Rafael Foley served as a Refugee Coordinator in Baghdad, Iraq from August of 2006 to August of 2007.Video -- Policy Podcast: Iraqi Refugee Update
I was the Refugee Coordinator in Baghdad from August of 2006 to August of 2007. It was the hardest job I have ever had. It was also a humbling job, and rewarding in the subtle way that a humbling experience can be. I was coming from the Bureau of Population, Refugees and Migration (PRM) in Washington and was familiar with refugee issues. Soon, however, the challenges of operating in Baghdad came to the fore, demanding immediate responses to situations unlike those in any other post in the world. I always felt that PRM in Washington and the political section at post -- of which I was a part -- supported me, which was reassuring and for which I was grateful. But I still had big responsibilities over my shoulders. The Embassy relied on my expertise on refugee issues, Washington on my field assessment of the situation. A good policy and humanitarian response to the problems of refugees in Iraq required a combination of both, and neither was easy.
Iraqi refugees (non-Iraqis inside Iraq) where trapped in the country, physical and legally unable to leave Iraq. Iraqis facing persecution because of their association with the US government sought reassurances about their future that I could not entirely provide, and often lacked the means to leave Iraq and wait four to six months (or more) in a neighboring country in order to be processed for admissions into the U.S. Refugee Admissions Program. Expertise on refugee issues was not enough to overcome these challenges, at least not with the urgency that the situation demanded.
Assessing the conditions of the refugees was equally difficult, not only because of the risks of travel outside the International Zone, but also because contact between heavily protected American diplomats and groups of refugees raised the profile of the refugees, potentially exposing them to retaliatory attacks by militias or insurgents.
I recall one night in which I got word of an attack on a Palestinian refugee neighborhood in Baghdad. The refugees did not trust the Iraqi police, and would not call on them for assistance. They only trusted MNF-I forces, but did not want to appear to be close to them because that would put them in greater danger. For these reasons members of this community would call my Iraqi assistant, whom they knew and trusted, to request that I send troops to protect and rescue them. I did not have the power to mobilize troops, but made use of the available mechanisms to alert MNF-I and ask them to respond, which they did within the limits of their own missions.

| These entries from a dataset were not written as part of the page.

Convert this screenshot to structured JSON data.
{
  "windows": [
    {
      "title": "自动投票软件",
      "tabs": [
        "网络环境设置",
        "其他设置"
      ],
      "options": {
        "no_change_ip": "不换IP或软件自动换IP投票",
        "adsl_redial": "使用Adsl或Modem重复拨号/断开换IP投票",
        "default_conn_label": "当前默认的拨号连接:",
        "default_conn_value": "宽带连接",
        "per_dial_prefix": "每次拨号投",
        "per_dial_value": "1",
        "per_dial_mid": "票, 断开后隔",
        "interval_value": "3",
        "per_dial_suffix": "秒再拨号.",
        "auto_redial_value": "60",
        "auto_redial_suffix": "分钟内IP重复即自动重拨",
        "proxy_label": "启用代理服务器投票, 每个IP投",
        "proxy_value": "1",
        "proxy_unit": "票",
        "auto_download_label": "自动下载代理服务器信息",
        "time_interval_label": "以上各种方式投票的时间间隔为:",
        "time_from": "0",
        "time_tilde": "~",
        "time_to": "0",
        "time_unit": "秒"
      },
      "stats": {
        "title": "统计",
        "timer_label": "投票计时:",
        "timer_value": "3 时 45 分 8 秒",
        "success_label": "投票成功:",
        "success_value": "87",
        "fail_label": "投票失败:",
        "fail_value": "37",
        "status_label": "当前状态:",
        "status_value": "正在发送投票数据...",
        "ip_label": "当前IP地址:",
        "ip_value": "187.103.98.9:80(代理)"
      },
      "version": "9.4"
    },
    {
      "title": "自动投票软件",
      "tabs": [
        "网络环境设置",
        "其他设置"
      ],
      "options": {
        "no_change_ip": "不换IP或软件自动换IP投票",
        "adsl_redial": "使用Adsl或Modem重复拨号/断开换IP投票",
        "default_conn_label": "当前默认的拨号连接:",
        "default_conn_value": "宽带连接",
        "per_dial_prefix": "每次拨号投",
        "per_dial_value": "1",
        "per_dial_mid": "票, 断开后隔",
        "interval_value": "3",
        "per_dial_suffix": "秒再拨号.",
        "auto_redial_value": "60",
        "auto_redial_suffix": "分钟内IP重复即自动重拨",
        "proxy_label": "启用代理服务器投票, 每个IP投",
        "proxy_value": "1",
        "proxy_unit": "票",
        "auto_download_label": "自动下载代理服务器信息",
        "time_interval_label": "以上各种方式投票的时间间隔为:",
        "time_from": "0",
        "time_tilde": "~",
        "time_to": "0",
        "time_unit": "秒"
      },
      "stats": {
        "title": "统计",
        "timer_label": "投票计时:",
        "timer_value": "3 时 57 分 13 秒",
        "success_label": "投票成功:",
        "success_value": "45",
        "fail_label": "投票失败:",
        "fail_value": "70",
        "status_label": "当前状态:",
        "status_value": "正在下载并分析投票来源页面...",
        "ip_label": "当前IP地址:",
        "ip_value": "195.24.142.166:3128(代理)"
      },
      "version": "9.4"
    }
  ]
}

Similar calls in the middle of the night were frequent during my first few months in Iraq.
I also recall the start of the Embassy program to assist Iraqis persecuted because of their association with the US government. PRM encouraged me to set up an Embassy Committee to review and refer these cases to the US Refugee Admissions Program (USRAP). Different sections of the Embassy, particularly management, RSO and consular, helped in the review of the cases. The referred cases would still need to leave Iraq for processing, but they would have a good opportunity, based on the merits of their cases, to eventually reach the US and start a new life. As the system started to refer cases and after the first Iraqis reached the US, many locally-employed staff pursuit my advice and a referral. Their future and that of their families depended on their decision to pursuit a referral, for which they relied heavily on me.
When I left Iraq last August I had the opportunity to join A/S Sauerbrey and some of my PRM colleagues for a meeting in Jordan with some LES referred to the USRAP. I knew them and their cases. I was familiar with their stories, the threats against their lives, their lost relatives to the violence in Iraq. Last time I had seen them there was fear in their eyes and anxiety in their voices. Now, as they prepared to depart for the US, there was hope in their faces. I wondered then and wonder now how we could do better, for them and for those like them still needing our assistance.